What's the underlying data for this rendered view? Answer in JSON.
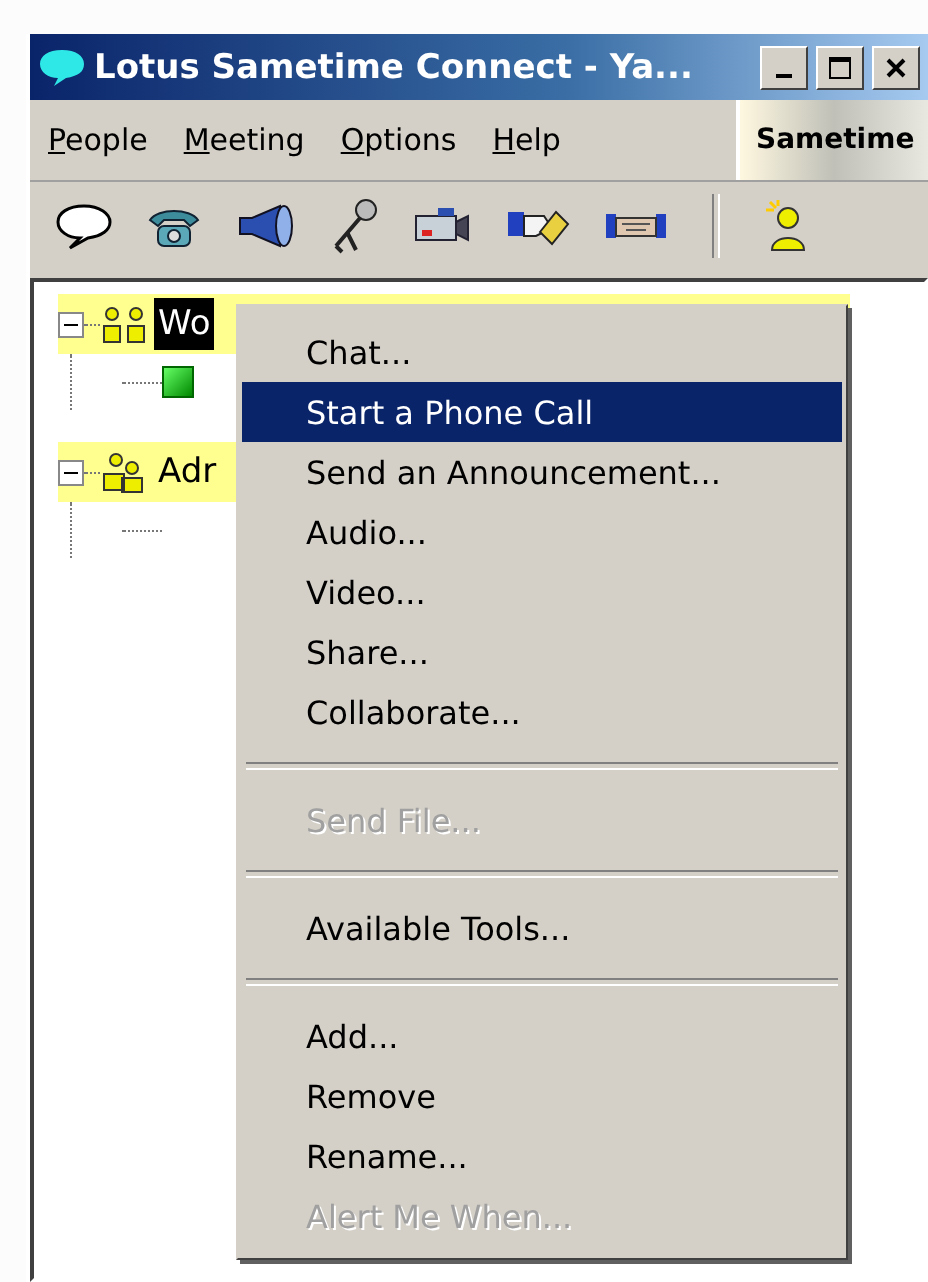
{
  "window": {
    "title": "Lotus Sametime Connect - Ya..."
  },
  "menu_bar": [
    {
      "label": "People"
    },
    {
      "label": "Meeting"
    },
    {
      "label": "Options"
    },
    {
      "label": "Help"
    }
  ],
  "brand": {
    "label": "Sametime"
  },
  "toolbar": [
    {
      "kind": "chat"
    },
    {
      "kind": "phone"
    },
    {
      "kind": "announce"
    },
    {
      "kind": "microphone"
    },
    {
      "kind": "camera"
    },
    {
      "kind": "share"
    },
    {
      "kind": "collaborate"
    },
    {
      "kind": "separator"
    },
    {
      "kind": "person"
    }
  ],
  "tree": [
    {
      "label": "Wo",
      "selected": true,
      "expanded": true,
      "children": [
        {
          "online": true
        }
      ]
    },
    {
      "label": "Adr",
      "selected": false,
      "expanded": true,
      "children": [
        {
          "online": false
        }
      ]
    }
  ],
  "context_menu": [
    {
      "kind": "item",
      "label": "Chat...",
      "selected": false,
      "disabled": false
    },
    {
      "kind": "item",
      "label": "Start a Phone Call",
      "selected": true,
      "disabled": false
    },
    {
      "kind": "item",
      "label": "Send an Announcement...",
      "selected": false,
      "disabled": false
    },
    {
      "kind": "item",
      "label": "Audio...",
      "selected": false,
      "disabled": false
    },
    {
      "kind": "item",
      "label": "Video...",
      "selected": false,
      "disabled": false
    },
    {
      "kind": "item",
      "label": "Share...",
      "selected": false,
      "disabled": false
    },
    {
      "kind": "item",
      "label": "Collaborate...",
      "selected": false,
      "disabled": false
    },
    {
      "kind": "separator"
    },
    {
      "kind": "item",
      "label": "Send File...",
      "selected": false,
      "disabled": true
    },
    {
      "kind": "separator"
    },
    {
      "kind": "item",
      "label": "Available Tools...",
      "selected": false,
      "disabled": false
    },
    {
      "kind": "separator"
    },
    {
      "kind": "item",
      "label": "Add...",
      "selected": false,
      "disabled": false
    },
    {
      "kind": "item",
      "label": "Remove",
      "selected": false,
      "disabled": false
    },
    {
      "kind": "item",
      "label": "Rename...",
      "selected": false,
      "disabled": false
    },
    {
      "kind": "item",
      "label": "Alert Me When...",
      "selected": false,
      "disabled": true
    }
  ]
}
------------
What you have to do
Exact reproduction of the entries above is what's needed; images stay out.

Exercise answer
What's the underlying data for this rendered view? Answer in JSON.
{
  "window": {
    "title": "Lotus Sametime Connect - Ya..."
  },
  "menu_bar": [
    {
      "label": "People"
    },
    {
      "label": "Meeting"
    },
    {
      "label": "Options"
    },
    {
      "label": "Help"
    }
  ],
  "brand": {
    "label": "Sametime"
  },
  "toolbar": [
    {
      "kind": "chat"
    },
    {
      "kind": "phone"
    },
    {
      "kind": "announce"
    },
    {
      "kind": "microphone"
    },
    {
      "kind": "camera"
    },
    {
      "kind": "share"
    },
    {
      "kind": "collaborate"
    },
    {
      "kind": "separator"
    },
    {
      "kind": "person"
    }
  ],
  "tree": [
    {
      "label": "Wo",
      "selected": true,
      "expanded": true,
      "children": [
        {
          "online": true
        }
      ]
    },
    {
      "label": "Adr",
      "selected": false,
      "expanded": true,
      "children": [
        {
          "online": false
        }
      ]
    }
  ],
  "context_menu": [
    {
      "kind": "item",
      "label": "Chat...",
      "selected": false,
      "disabled": false
    },
    {
      "kind": "item",
      "label": "Start a Phone Call",
      "selected": true,
      "disabled": false
    },
    {
      "kind": "item",
      "label": "Send an Announcement...",
      "selected": false,
      "disabled": false
    },
    {
      "kind": "item",
      "label": "Audio...",
      "selected": false,
      "disabled": false
    },
    {
      "kind": "item",
      "label": "Video...",
      "selected": false,
      "disabled": false
    },
    {
      "kind": "item",
      "label": "Share...",
      "selected": false,
      "disabled": false
    },
    {
      "kind": "item",
      "label": "Collaborate...",
      "selected": false,
      "disabled": false
    },
    {
      "kind": "separator"
    },
    {
      "kind": "item",
      "label": "Send File...",
      "selected": false,
      "disabled": true
    },
    {
      "kind": "separator"
    },
    {
      "kind": "item",
      "label": "Available Tools...",
      "selected": false,
      "disabled": false
    },
    {
      "kind": "separator"
    },
    {
      "kind": "item",
      "label": "Add...",
      "selected": false,
      "disabled": false
    },
    {
      "kind": "item",
      "label": "Remove",
      "selected": false,
      "disabled": false
    },
    {
      "kind": "item",
      "label": "Rename...",
      "selected": false,
      "disabled": false
    },
    {
      "kind": "item",
      "label": "Alert Me When...",
      "selected": false,
      "disabled": true
    }
  ]
}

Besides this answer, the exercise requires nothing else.